Data about app and page elements ::
━━━━━━━━━━

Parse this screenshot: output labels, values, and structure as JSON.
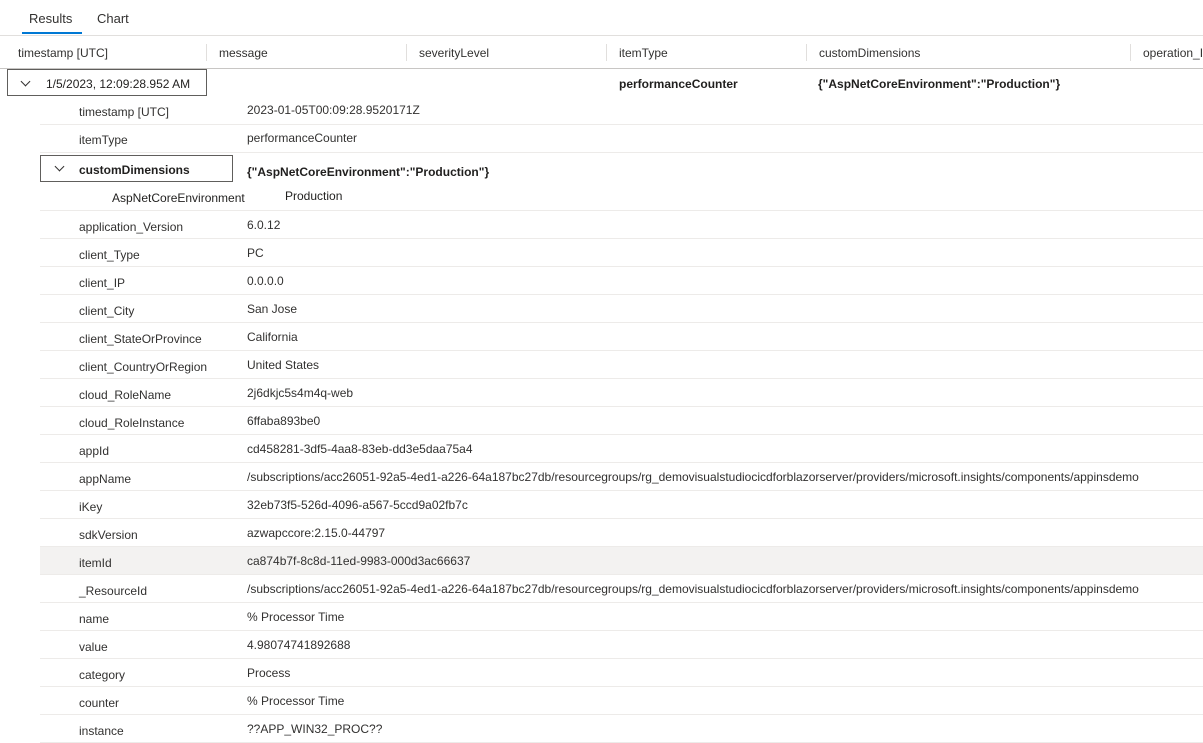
{
  "tabs": [
    {
      "label": "Results",
      "active": true
    },
    {
      "label": "Chart",
      "active": false
    }
  ],
  "columns": [
    "timestamp [UTC]",
    "message",
    "severityLevel",
    "itemType",
    "customDimensions",
    "operation_I"
  ],
  "row": {
    "timestamp": "1/5/2023, 12:09:28.952 AM",
    "itemType": "performanceCounter",
    "customDimensions": "{\"AspNetCoreEnvironment\":\"Production\"}"
  },
  "details": {
    "timestamp": {
      "key": "timestamp [UTC]",
      "value": "2023-01-05T00:09:28.9520171Z"
    },
    "itemType": {
      "key": "itemType",
      "value": "performanceCounter"
    },
    "customDimensions": {
      "key": "customDimensions",
      "value": "{\"AspNetCoreEnvironment\":\"Production\"}",
      "sub_key": "AspNetCoreEnvironment",
      "sub_value": "Production"
    },
    "fields": [
      {
        "key": "application_Version",
        "value": "6.0.12"
      },
      {
        "key": "client_Type",
        "value": "PC"
      },
      {
        "key": "client_IP",
        "value": "0.0.0.0"
      },
      {
        "key": "client_City",
        "value": "San Jose"
      },
      {
        "key": "client_StateOrProvince",
        "value": "California"
      },
      {
        "key": "client_CountryOrRegion",
        "value": "United States"
      },
      {
        "key": "cloud_RoleName",
        "value": "2j6dkjc5s4m4q-web"
      },
      {
        "key": "cloud_RoleInstance",
        "value": "6ffaba893be0"
      },
      {
        "key": "appId",
        "value": "cd458281-3df5-4aa8-83eb-dd3e5daa75a4"
      },
      {
        "key": "appName",
        "value": "/subscriptions/acc26051-92a5-4ed1-a226-64a187bc27db/resourcegroups/rg_demovisualstudiocicdforblazorserver/providers/microsoft.insights/components/appinsdemo"
      },
      {
        "key": "iKey",
        "value": "32eb73f5-526d-4096-a567-5ccd9a02fb7c"
      },
      {
        "key": "sdkVersion",
        "value": "azwapccore:2.15.0-44797"
      },
      {
        "key": "itemId",
        "value": "ca874b7f-8c8d-11ed-9983-000d3ac66637"
      },
      {
        "key": "_ResourceId",
        "value": "/subscriptions/acc26051-92a5-4ed1-a226-64a187bc27db/resourcegroups/rg_demovisualstudiocicdforblazorserver/providers/microsoft.insights/components/appinsdemo"
      },
      {
        "key": "name",
        "value": "% Processor Time"
      },
      {
        "key": "value",
        "value": "4.98074741892688"
      },
      {
        "key": "category",
        "value": "Process"
      },
      {
        "key": "counter",
        "value": "% Processor Time"
      },
      {
        "key": "instance",
        "value": "??APP_WIN32_PROC??"
      }
    ]
  }
}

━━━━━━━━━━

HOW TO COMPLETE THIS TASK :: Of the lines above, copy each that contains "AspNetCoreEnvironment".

EXERCISE SOLUTION ::
    "customDimensions": "{\"AspNetCoreEnvironment\":\"Production\"}"
      "value": "{\"AspNetCoreEnvironment\":\"Production\"}",
      "sub_key": "AspNetCoreEnvironment",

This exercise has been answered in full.